***** Information given *****

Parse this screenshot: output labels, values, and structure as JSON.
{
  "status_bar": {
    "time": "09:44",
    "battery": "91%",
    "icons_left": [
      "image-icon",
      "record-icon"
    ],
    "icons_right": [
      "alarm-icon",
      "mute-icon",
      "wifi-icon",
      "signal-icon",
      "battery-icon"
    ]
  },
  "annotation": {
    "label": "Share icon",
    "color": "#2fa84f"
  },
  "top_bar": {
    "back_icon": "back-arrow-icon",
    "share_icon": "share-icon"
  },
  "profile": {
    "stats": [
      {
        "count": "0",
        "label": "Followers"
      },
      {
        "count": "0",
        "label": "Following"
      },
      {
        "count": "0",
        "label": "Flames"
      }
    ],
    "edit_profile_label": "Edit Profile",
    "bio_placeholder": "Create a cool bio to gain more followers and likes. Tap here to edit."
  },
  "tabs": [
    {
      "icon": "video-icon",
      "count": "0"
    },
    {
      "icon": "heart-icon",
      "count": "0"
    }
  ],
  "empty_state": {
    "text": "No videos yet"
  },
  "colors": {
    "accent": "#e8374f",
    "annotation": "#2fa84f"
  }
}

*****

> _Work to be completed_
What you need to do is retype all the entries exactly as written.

> _Response area_
Parse this screenshot: output labels, values, and structure as JSON.
{
  "status_bar": {
    "time": "09:44",
    "battery": "91%",
    "icons_left": [
      "image-icon",
      "record-icon"
    ],
    "icons_right": [
      "alarm-icon",
      "mute-icon",
      "wifi-icon",
      "signal-icon",
      "battery-icon"
    ]
  },
  "annotation": {
    "label": "Share icon",
    "color": "#2fa84f"
  },
  "top_bar": {
    "back_icon": "back-arrow-icon",
    "share_icon": "share-icon"
  },
  "profile": {
    "stats": [
      {
        "count": "0",
        "label": "Followers"
      },
      {
        "count": "0",
        "label": "Following"
      },
      {
        "count": "0",
        "label": "Flames"
      }
    ],
    "edit_profile_label": "Edit Profile",
    "bio_placeholder": "Create a cool bio to gain more followers and likes. Tap here to edit."
  },
  "tabs": [
    {
      "icon": "video-icon",
      "count": "0"
    },
    {
      "icon": "heart-icon",
      "count": "0"
    }
  ],
  "empty_state": {
    "text": "No videos yet"
  },
  "colors": {
    "accent": "#e8374f",
    "annotation": "#2fa84f"
  }
}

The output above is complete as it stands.